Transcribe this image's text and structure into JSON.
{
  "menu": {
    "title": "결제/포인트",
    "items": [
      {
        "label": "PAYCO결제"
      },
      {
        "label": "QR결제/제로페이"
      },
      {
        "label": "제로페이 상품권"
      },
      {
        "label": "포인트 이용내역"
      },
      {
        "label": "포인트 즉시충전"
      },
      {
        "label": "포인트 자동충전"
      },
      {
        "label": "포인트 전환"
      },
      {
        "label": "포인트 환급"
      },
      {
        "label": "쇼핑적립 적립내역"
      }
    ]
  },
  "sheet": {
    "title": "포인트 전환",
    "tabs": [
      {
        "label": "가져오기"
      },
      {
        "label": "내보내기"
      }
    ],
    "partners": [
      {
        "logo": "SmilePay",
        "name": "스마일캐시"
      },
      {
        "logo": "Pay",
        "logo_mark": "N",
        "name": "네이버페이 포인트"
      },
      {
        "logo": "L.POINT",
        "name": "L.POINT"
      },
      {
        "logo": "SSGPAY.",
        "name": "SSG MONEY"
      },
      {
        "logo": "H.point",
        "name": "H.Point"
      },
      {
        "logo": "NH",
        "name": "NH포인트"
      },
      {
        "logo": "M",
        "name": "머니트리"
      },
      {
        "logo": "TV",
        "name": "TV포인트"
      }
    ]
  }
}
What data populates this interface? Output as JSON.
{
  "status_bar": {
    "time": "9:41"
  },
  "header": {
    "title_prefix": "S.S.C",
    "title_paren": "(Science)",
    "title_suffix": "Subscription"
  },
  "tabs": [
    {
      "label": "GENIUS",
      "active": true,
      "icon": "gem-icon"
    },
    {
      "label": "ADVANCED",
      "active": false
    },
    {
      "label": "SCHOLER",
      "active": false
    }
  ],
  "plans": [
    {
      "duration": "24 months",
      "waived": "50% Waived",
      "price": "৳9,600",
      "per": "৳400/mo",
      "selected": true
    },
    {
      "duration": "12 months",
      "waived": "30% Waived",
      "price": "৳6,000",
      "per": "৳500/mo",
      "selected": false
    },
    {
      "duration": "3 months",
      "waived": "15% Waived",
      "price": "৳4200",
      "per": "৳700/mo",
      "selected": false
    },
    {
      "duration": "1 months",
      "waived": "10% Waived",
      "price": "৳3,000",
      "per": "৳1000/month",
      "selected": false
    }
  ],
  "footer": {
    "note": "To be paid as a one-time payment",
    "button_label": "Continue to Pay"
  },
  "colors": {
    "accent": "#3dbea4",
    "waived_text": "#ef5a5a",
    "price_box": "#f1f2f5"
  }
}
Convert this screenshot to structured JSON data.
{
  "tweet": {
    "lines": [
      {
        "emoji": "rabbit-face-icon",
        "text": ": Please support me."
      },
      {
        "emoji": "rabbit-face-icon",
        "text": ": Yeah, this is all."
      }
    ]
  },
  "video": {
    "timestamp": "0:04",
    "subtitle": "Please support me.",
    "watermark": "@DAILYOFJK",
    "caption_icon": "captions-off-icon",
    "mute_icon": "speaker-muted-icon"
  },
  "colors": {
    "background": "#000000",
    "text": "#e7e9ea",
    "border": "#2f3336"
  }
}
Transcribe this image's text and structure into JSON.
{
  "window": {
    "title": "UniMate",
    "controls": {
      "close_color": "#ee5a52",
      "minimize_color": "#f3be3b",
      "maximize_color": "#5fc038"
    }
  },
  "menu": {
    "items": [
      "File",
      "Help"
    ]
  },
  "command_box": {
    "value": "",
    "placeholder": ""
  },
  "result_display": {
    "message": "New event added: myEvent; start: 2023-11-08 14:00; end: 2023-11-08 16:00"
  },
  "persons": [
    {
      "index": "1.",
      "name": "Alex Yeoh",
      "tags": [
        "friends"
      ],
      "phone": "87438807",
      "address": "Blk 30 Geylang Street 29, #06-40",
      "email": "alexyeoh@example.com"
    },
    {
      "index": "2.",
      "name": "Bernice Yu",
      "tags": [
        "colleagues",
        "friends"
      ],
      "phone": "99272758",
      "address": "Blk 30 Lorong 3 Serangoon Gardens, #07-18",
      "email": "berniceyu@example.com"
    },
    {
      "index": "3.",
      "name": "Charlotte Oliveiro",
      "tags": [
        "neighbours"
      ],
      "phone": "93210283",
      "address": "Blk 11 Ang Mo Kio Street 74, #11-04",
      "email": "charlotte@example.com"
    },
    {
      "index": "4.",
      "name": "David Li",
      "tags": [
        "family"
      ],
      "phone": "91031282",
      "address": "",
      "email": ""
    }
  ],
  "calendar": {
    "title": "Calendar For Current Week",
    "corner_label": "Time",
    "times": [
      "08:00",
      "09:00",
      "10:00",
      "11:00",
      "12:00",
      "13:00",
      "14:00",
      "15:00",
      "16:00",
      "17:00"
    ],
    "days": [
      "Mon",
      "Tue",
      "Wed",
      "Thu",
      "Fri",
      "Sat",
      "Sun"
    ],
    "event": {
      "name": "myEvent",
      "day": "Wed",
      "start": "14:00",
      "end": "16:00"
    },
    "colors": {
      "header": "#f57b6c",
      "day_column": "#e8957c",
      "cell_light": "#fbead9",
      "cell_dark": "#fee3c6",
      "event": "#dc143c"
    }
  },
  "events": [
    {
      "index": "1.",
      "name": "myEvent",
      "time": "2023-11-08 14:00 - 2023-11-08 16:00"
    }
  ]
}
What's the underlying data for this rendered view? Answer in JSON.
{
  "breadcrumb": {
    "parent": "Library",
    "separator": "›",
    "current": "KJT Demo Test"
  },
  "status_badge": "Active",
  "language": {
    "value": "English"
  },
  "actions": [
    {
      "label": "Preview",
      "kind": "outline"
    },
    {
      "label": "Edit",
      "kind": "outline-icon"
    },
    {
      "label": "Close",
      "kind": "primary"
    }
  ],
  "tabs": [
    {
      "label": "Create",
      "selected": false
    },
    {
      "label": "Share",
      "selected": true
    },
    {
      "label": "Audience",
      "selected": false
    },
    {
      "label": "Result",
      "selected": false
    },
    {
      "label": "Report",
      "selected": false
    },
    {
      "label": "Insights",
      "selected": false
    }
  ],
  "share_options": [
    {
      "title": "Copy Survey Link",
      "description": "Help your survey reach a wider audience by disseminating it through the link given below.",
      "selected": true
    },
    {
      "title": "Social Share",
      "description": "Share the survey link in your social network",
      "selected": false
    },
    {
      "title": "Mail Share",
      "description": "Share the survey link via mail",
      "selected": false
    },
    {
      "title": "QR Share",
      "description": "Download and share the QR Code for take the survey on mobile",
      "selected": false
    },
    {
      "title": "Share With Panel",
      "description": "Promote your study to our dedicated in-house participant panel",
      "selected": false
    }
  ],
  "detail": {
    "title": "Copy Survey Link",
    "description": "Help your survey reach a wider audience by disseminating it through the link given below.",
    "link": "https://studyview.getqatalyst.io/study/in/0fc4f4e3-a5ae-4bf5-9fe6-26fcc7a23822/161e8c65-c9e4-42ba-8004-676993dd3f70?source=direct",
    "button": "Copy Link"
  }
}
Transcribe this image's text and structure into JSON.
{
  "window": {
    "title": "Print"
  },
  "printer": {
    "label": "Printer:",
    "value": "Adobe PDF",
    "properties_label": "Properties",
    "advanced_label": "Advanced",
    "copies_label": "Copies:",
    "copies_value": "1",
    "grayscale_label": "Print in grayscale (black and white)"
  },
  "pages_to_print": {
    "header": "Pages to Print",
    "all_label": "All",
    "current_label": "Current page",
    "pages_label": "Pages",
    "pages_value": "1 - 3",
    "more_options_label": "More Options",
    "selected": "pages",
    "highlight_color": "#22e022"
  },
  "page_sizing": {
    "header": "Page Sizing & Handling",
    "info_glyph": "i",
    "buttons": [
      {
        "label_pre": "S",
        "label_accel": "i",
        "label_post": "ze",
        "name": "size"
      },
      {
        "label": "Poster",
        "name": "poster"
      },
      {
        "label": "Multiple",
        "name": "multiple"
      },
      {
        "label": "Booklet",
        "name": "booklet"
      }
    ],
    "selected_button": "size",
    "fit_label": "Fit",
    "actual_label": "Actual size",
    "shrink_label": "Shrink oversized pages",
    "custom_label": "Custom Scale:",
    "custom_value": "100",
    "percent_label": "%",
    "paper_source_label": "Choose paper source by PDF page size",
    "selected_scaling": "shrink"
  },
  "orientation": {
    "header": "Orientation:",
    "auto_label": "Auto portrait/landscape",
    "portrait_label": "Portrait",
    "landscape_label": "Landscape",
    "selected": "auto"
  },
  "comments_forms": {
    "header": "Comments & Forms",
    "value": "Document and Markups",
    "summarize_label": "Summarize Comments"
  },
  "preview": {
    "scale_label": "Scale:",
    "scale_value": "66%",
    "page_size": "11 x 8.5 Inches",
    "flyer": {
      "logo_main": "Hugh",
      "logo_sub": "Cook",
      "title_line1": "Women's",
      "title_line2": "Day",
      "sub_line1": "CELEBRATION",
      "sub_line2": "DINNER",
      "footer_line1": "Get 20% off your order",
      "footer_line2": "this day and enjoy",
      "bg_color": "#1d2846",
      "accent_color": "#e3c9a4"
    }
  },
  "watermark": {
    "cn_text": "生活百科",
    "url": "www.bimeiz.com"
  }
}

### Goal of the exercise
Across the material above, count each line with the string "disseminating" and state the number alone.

### Result of this task
2